WHAT TO DO »
Each line with the string "this" is to be copied from the records below.

RECORDS SUPPLIED »
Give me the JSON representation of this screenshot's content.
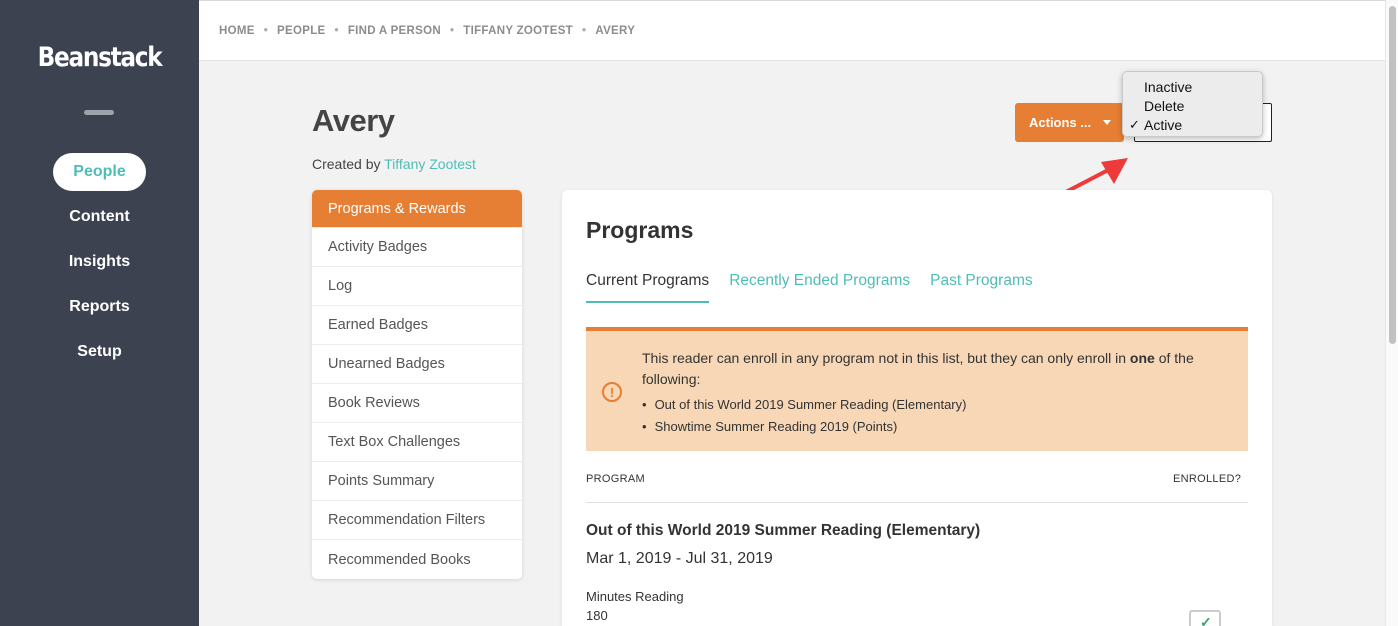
{
  "app": {
    "logo": "Beanstack"
  },
  "sidebar": {
    "items": [
      {
        "label": "People",
        "active": true
      },
      {
        "label": "Content"
      },
      {
        "label": "Insights"
      },
      {
        "label": "Reports"
      },
      {
        "label": "Setup"
      }
    ]
  },
  "breadcrumb": [
    "HOME",
    "PEOPLE",
    "FIND A PERSON",
    "TIFFANY ZOOTEST",
    "AVERY"
  ],
  "breadcrumb_separator": "•",
  "header": {
    "title": "Avery",
    "created_by_prefix": "Created by",
    "created_by_name": "Tiffany Zootest",
    "actions_label": "Actions ..."
  },
  "status_dropdown": {
    "options": [
      {
        "label": "Inactive",
        "checked": false
      },
      {
        "label": "Delete",
        "checked": false
      },
      {
        "label": "Active",
        "checked": true
      }
    ],
    "check_glyph": "✓"
  },
  "submenu": [
    {
      "label": "Programs & Rewards",
      "active": true
    },
    {
      "label": "Activity Badges"
    },
    {
      "label": "Log"
    },
    {
      "label": "Earned Badges"
    },
    {
      "label": "Unearned Badges"
    },
    {
      "label": "Book Reviews"
    },
    {
      "label": "Text Box Challenges"
    },
    {
      "label": "Points Summary"
    },
    {
      "label": "Recommendation Filters"
    },
    {
      "label": "Recommended Books"
    }
  ],
  "programs": {
    "title": "Programs",
    "tabs": [
      {
        "label": "Current Programs",
        "active": true
      },
      {
        "label": "Recently Ended Programs"
      },
      {
        "label": "Past Programs"
      }
    ],
    "notice": {
      "text_before": "This reader can enroll in any program not in this list, but they can only enroll in ",
      "text_bold": "one",
      "text_after": " of the following:",
      "items": [
        "Out of this World 2019 Summer Reading (Elementary)",
        "Showtime Summer Reading 2019 (Points)"
      ]
    },
    "columns": {
      "program": "PROGRAM",
      "enrolled": "ENROLLED?"
    },
    "rows": [
      {
        "name": "Out of this World 2019 Summer Reading (Elementary)",
        "dates": "Mar 1, 2019 - Jul 31, 2019",
        "metric_label": "Minutes Reading",
        "metric_value": "180",
        "enrolled": true
      }
    ]
  },
  "colors": {
    "accent_orange": "#e67e33",
    "teal": "#4fbdb7",
    "sidebar": "#3c4250",
    "notice_bg": "#f7d7b6",
    "annotation_arrow": "#ee3a3a"
  }
}
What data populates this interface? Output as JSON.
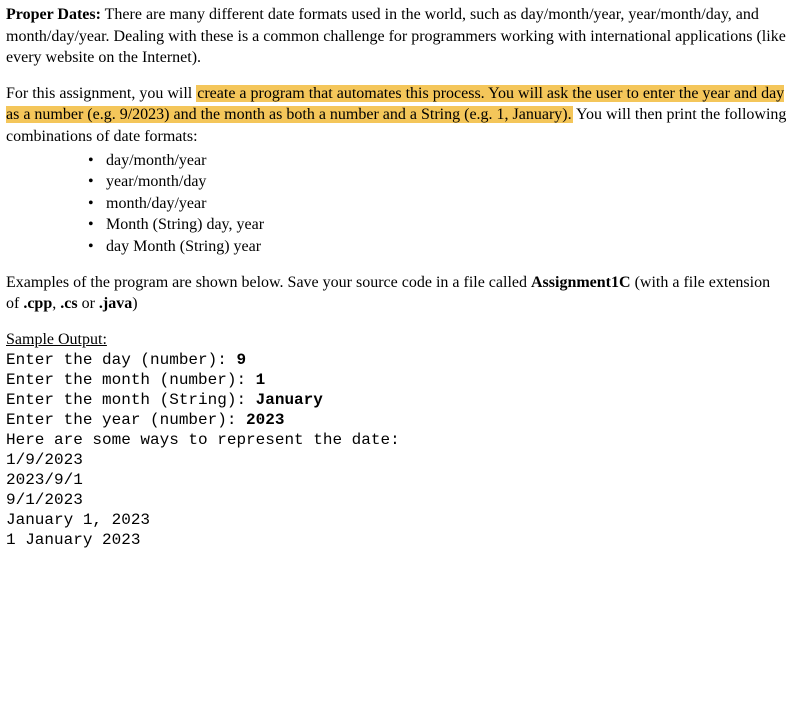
{
  "p1": {
    "lead": "Proper Dates:",
    "body": " There are many different date formats used in the world, such as day/month/year, year/month/day, and month/day/year. Dealing with these is a common challenge for programmers working with international applications (like every website on the Internet)."
  },
  "p2": {
    "pre": "For this assignment, you will ",
    "hl": "create a program that automates this process. You will ask the user to enter the year and day as a number (e.g. 9/2023) and the month as both a number and a String (e.g. 1, January).",
    "post": " You will then print the following combinations of date formats:"
  },
  "formats": [
    "day/month/year",
    "year/month/day",
    "month/day/year",
    "Month (String) day, year",
    "day Month (String) year"
  ],
  "p3": {
    "a": "Examples of the program are shown below. Save your source code in a file called ",
    "b": "Assignment1C",
    "c": " (with a file extension of ",
    "d": ".cpp",
    "e": ", ",
    "f": ".cs",
    "g": " or ",
    "h": ".java",
    "i": ")"
  },
  "sample_label": "Sample Output: ",
  "sample": {
    "l1p": "Enter the day (number): ",
    "l1v": "9",
    "l2p": "Enter the month (number): ",
    "l2v": "1",
    "l3p": "Enter the month (String): ",
    "l3v": "January",
    "l4p": "Enter the year (number): ",
    "l4v": "2023",
    "l5": "Here are some ways to represent the date:",
    "l6": "1/9/2023",
    "l7": "2023/9/1",
    "l8": "9/1/2023",
    "l9": "January 1, 2023",
    "l10": "1 January 2023"
  }
}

FINISHED EXERCISE »
Give me the JSON representation of this screenshot's content.
      "text_before": "This reader can enroll in any program not in this list, but they can only enroll in ",
        "Out of this World 2019 Summer Reading (Elementary)",
        "name": "Out of this World 2019 Summer Reading (Elementary)",
What data populates this interface? Output as JSON.
    "pre": "For this assignment, you will ",
    "hl": "create a program that automates this process. You will ask the user to enter the year and day as a number (e.g. 9/2023) and the month as both a number and a String (e.g. 1, January).",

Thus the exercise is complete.